━━ Task input

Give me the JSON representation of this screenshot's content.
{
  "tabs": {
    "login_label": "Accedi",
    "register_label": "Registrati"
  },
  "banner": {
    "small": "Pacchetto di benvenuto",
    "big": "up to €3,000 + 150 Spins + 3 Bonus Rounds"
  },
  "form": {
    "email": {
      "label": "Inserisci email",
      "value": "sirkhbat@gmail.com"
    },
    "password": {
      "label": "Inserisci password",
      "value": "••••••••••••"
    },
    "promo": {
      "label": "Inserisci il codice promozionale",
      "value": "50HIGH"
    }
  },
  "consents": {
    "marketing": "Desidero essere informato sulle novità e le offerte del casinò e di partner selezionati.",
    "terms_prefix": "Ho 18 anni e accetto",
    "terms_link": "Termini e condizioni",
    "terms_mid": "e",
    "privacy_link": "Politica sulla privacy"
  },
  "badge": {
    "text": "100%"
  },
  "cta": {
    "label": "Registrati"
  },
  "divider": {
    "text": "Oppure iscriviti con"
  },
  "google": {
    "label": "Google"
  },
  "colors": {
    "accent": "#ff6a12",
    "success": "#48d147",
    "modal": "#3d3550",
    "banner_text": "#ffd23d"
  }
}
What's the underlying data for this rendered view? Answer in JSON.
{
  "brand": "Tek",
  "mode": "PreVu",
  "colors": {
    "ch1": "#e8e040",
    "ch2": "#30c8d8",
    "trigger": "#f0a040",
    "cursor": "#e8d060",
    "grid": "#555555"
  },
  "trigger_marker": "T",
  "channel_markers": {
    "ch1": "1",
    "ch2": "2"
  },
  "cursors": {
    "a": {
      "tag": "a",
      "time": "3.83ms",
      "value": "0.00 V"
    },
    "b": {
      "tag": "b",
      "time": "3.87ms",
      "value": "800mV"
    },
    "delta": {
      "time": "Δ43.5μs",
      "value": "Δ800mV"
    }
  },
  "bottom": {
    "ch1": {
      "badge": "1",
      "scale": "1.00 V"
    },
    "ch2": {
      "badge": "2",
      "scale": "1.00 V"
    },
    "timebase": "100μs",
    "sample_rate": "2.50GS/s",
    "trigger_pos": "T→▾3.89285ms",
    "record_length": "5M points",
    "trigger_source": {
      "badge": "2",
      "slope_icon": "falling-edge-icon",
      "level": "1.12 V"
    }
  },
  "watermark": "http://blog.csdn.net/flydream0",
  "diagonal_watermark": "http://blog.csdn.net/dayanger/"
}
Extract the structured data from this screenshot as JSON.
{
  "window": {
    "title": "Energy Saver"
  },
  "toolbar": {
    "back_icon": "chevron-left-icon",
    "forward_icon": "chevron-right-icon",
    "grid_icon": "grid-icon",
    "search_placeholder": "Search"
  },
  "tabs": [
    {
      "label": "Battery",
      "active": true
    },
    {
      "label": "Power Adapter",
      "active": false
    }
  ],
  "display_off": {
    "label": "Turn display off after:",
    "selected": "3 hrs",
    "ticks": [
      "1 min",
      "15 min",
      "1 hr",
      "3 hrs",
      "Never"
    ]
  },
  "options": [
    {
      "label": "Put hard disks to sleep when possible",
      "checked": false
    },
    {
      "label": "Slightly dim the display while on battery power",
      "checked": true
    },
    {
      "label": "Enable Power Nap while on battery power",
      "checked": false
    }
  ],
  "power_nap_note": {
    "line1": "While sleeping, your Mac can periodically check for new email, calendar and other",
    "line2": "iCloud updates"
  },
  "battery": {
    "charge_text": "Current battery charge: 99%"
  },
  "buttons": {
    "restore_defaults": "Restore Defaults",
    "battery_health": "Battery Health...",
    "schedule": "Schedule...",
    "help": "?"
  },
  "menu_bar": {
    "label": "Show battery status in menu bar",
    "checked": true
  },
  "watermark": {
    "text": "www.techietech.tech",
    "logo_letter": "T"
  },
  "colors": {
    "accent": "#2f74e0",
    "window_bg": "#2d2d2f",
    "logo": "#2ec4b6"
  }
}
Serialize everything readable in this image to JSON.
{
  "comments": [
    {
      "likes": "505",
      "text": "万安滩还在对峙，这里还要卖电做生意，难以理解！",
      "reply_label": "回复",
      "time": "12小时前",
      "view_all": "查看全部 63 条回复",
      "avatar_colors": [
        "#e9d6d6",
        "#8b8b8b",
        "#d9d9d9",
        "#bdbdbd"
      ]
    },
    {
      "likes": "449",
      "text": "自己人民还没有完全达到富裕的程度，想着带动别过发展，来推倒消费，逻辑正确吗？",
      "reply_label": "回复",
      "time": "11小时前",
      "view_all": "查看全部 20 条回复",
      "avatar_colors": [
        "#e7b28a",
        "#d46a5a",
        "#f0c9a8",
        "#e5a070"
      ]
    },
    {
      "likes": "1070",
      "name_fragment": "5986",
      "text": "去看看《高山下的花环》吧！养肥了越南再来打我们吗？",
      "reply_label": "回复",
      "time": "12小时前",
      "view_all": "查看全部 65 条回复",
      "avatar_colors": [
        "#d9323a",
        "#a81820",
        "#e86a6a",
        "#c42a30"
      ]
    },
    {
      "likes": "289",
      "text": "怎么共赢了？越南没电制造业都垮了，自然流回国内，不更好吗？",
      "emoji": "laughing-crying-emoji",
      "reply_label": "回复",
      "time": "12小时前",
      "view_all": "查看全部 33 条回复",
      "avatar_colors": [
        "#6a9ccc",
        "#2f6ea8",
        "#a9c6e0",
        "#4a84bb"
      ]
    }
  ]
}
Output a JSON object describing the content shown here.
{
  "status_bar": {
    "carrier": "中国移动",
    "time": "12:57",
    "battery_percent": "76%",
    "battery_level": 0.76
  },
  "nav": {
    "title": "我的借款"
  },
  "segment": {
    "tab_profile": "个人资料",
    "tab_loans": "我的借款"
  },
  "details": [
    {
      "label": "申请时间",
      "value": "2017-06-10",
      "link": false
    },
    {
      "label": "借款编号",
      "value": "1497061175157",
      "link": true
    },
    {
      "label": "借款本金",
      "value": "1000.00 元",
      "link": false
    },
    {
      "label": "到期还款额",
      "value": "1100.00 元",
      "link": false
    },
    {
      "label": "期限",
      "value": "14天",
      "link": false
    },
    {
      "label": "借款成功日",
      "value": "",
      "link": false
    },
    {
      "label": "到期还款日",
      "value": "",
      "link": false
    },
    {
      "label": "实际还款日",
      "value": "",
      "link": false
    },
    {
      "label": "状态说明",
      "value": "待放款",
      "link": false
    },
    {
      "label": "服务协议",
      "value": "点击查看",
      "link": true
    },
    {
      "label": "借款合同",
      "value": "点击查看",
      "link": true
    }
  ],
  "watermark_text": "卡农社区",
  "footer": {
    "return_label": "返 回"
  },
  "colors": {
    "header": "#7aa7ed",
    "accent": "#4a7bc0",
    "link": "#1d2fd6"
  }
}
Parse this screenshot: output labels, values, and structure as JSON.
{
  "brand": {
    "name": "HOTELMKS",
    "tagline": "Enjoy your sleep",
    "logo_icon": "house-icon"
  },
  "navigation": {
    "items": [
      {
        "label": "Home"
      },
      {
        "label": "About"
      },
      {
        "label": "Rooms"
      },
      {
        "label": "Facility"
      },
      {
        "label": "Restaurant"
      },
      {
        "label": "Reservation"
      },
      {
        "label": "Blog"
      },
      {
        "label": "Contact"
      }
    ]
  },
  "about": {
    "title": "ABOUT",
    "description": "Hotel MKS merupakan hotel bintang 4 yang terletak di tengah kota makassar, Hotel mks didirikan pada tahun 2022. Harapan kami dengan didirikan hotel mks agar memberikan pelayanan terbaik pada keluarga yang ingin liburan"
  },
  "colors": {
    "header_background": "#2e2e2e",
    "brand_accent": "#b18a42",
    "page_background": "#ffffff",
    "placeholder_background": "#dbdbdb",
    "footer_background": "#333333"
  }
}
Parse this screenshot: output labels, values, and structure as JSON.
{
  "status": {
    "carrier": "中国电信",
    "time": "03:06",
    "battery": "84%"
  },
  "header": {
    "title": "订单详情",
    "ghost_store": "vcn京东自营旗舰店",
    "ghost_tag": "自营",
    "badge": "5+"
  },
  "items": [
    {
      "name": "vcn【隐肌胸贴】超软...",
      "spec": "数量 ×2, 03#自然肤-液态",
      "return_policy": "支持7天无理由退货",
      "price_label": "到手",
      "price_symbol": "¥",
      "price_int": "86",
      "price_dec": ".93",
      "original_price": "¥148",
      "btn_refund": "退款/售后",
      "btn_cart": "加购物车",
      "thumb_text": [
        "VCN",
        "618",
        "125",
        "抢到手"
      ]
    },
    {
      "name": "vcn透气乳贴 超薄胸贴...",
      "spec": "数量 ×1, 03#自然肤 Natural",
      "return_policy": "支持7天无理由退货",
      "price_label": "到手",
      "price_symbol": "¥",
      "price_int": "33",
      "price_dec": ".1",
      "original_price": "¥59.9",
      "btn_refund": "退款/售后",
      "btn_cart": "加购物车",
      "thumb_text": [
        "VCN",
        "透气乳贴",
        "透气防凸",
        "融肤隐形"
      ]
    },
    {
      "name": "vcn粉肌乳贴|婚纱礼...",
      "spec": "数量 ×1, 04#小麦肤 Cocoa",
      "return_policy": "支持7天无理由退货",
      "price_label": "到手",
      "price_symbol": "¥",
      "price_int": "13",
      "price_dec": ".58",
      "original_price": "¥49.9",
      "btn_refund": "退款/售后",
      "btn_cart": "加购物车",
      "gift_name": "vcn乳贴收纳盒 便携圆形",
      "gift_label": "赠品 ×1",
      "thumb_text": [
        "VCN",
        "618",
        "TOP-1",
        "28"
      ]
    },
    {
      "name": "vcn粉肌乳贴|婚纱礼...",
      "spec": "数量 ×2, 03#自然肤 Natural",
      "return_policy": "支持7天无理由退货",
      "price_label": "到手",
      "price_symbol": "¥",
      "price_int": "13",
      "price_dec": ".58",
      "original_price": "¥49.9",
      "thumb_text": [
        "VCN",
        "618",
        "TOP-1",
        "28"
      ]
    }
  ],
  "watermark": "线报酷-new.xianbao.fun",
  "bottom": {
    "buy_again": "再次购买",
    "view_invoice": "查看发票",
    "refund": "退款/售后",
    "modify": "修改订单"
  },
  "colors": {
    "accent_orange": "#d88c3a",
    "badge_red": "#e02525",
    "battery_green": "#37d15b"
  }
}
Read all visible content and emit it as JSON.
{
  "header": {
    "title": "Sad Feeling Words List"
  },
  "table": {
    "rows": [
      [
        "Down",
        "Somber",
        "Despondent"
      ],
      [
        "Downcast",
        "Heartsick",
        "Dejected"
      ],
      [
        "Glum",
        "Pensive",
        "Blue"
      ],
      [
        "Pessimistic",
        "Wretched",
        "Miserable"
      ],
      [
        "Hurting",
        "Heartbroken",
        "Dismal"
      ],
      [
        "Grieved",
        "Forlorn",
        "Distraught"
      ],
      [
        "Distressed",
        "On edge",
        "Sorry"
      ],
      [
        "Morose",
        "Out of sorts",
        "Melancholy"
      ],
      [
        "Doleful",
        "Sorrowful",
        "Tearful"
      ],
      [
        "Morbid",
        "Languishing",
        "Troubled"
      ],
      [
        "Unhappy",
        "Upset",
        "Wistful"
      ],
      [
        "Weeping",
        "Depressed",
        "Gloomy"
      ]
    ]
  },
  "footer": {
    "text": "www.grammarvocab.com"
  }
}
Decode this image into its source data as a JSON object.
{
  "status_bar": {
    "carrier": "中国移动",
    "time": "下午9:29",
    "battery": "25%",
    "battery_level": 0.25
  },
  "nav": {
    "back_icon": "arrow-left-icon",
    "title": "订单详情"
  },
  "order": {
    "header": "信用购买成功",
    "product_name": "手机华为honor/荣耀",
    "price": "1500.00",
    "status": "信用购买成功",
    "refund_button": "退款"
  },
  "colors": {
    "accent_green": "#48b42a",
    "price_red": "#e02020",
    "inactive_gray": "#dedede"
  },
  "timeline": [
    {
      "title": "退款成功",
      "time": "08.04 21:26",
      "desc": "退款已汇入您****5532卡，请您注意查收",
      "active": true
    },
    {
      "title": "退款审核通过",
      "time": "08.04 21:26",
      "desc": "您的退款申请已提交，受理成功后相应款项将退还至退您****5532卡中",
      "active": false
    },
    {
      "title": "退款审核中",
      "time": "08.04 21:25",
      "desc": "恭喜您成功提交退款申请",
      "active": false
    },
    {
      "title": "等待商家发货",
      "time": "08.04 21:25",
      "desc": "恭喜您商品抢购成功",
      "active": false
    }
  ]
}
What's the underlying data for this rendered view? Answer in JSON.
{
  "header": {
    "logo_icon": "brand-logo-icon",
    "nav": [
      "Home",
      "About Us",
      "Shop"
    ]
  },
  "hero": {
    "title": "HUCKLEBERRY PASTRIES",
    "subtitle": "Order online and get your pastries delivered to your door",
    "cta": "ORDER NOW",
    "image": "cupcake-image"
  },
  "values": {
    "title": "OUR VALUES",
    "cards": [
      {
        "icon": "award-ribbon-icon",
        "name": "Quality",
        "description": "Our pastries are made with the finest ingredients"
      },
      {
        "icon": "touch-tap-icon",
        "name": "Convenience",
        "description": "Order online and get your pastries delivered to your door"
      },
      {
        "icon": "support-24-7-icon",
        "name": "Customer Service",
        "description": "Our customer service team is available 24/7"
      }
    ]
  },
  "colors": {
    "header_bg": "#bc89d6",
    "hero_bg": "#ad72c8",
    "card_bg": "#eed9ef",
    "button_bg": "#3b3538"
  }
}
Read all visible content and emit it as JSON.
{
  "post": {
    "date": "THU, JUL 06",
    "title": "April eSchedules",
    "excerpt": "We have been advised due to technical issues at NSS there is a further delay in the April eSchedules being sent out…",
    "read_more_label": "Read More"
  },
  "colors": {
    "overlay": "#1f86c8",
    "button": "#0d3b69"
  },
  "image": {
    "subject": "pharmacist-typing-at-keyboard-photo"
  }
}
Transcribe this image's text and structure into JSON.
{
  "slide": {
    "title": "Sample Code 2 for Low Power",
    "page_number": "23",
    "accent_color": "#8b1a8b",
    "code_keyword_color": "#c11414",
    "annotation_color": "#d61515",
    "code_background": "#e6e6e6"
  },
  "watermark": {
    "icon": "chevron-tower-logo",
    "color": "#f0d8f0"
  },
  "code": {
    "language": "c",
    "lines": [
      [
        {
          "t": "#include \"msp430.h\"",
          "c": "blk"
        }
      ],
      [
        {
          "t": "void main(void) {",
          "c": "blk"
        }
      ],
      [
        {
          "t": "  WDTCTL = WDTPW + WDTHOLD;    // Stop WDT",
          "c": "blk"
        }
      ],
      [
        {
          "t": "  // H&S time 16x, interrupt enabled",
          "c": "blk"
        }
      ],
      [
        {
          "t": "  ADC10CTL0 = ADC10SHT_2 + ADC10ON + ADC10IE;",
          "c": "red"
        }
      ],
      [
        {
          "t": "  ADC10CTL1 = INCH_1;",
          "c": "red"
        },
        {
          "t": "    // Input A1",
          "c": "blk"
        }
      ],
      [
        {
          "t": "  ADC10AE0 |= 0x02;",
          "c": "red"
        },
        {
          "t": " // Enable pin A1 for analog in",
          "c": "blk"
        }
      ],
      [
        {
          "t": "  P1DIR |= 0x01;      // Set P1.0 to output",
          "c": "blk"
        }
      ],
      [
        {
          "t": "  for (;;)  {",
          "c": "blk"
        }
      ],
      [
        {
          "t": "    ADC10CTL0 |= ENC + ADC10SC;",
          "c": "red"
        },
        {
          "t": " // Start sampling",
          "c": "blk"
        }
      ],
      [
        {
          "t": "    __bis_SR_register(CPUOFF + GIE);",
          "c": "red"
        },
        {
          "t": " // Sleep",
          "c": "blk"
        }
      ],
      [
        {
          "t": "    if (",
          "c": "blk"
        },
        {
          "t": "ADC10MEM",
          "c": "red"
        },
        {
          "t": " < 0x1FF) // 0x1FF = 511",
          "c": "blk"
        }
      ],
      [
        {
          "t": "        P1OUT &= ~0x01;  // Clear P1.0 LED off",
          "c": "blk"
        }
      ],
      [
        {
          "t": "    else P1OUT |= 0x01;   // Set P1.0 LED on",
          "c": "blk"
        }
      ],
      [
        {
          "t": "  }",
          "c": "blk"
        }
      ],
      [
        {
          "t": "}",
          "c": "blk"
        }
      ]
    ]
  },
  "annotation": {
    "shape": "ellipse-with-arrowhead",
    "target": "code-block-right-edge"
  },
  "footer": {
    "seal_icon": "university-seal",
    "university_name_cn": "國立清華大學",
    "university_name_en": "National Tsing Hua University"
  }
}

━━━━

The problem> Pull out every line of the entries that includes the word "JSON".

Written response>
Give me the JSON representation of this screenshot's content.
What's the underlying data for this rendered view? Answer in JSON.
Extract the structured data from this screenshot as JSON.
Serialize everything readable in this image to JSON.
Output a JSON object describing the content shown here.
Parse this screenshot: output labels, values, and structure as JSON.
Parse this screenshot: output labels, values, and structure as JSON.
Read all visible content and emit it as JSON.
Decode this image into its source data as a JSON object.
What's the underlying data for this rendered view? Answer in JSON.
Read all visible content and emit it as JSON.
Transcribe this image's text and structure into JSON.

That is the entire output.